_Task brief_.
Every record that follows should be written out again without any change.

[Supplied records Boundary: Start]

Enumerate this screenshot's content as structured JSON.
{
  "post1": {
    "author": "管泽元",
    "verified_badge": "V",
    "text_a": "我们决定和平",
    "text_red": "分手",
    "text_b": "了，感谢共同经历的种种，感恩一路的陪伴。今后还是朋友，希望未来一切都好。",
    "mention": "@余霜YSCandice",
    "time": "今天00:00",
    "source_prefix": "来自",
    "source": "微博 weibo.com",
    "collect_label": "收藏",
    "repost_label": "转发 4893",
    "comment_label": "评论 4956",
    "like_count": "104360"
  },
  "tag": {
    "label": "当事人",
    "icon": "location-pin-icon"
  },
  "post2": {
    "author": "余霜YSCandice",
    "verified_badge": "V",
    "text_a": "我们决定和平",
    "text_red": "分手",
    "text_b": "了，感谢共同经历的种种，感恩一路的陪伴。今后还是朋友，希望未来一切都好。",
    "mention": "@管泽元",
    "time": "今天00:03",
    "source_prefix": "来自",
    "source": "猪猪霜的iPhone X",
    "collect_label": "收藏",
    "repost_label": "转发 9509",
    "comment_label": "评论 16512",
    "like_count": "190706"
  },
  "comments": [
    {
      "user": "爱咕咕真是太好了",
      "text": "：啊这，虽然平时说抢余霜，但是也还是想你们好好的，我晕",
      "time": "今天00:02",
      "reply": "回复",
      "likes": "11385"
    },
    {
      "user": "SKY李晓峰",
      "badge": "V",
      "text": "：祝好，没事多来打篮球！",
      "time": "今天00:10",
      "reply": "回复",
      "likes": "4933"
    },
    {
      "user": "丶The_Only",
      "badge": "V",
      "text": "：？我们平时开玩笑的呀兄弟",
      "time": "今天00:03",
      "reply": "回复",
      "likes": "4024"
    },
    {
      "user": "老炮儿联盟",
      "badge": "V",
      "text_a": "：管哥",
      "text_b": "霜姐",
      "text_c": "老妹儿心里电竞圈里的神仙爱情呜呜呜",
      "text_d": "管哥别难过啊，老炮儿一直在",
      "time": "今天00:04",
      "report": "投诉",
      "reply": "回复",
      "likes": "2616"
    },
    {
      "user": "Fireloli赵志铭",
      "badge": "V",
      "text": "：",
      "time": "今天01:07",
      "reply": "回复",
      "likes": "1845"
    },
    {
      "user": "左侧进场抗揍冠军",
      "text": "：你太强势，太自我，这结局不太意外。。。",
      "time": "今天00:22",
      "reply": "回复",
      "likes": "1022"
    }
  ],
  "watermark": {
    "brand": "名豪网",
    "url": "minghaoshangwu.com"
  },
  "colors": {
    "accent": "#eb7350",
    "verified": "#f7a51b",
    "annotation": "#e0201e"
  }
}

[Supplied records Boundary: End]

_Written answer_.
Enumerate this screenshot's content as structured JSON.
{
  "post1": {
    "author": "管泽元",
    "verified_badge": "V",
    "text_a": "我们决定和平",
    "text_red": "分手",
    "text_b": "了，感谢共同经历的种种，感恩一路的陪伴。今后还是朋友，希望未来一切都好。",
    "mention": "@余霜YSCandice",
    "time": "今天00:00",
    "source_prefix": "来自",
    "source": "微博 weibo.com",
    "collect_label": "收藏",
    "repost_label": "转发 4893",
    "comment_label": "评论 4956",
    "like_count": "104360"
  },
  "tag": {
    "label": "当事人",
    "icon": "location-pin-icon"
  },
  "post2": {
    "author": "余霜YSCandice",
    "verified_badge": "V",
    "text_a": "我们决定和平",
    "text_red": "分手",
    "text_b": "了，感谢共同经历的种种，感恩一路的陪伴。今后还是朋友，希望未来一切都好。",
    "mention": "@管泽元",
    "time": "今天00:03",
    "source_prefix": "来自",
    "source": "猪猪霜的iPhone X",
    "collect_label": "收藏",
    "repost_label": "转发 9509",
    "comment_label": "评论 16512",
    "like_count": "190706"
  },
  "comments": [
    {
      "user": "爱咕咕真是太好了",
      "text": "：啊这，虽然平时说抢余霜，但是也还是想你们好好的，我晕",
      "time": "今天00:02",
      "reply": "回复",
      "likes": "11385"
    },
    {
      "user": "SKY李晓峰",
      "badge": "V",
      "text": "：祝好，没事多来打篮球！",
      "time": "今天00:10",
      "reply": "回复",
      "likes": "4933"
    },
    {
      "user": "丶The_Only",
      "badge": "V",
      "text": "：？我们平时开玩笑的呀兄弟",
      "time": "今天00:03",
      "reply": "回复",
      "likes": "4024"
    },
    {
      "user": "老炮儿联盟",
      "badge": "V",
      "text_a": "：管哥",
      "text_b": "霜姐",
      "text_c": "老妹儿心里电竞圈里的神仙爱情呜呜呜",
      "text_d": "管哥别难过啊，老炮儿一直在",
      "time": "今天00:04",
      "report": "投诉",
      "reply": "回复",
      "likes": "2616"
    },
    {
      "user": "Fireloli赵志铭",
      "badge": "V",
      "text": "：",
      "time": "今天01:07",
      "reply": "回复",
      "likes": "1845"
    },
    {
      "user": "左侧进场抗揍冠军",
      "text": "：你太强势，太自我，这结局不太意外。。。",
      "time": "今天00:22",
      "reply": "回复",
      "likes": "1022"
    }
  ],
  "watermark": {
    "brand": "名豪网",
    "url": "minghaoshangwu.com"
  },
  "colors": {
    "accent": "#eb7350",
    "verified": "#f7a51b",
    "annotation": "#e0201e"
  }
}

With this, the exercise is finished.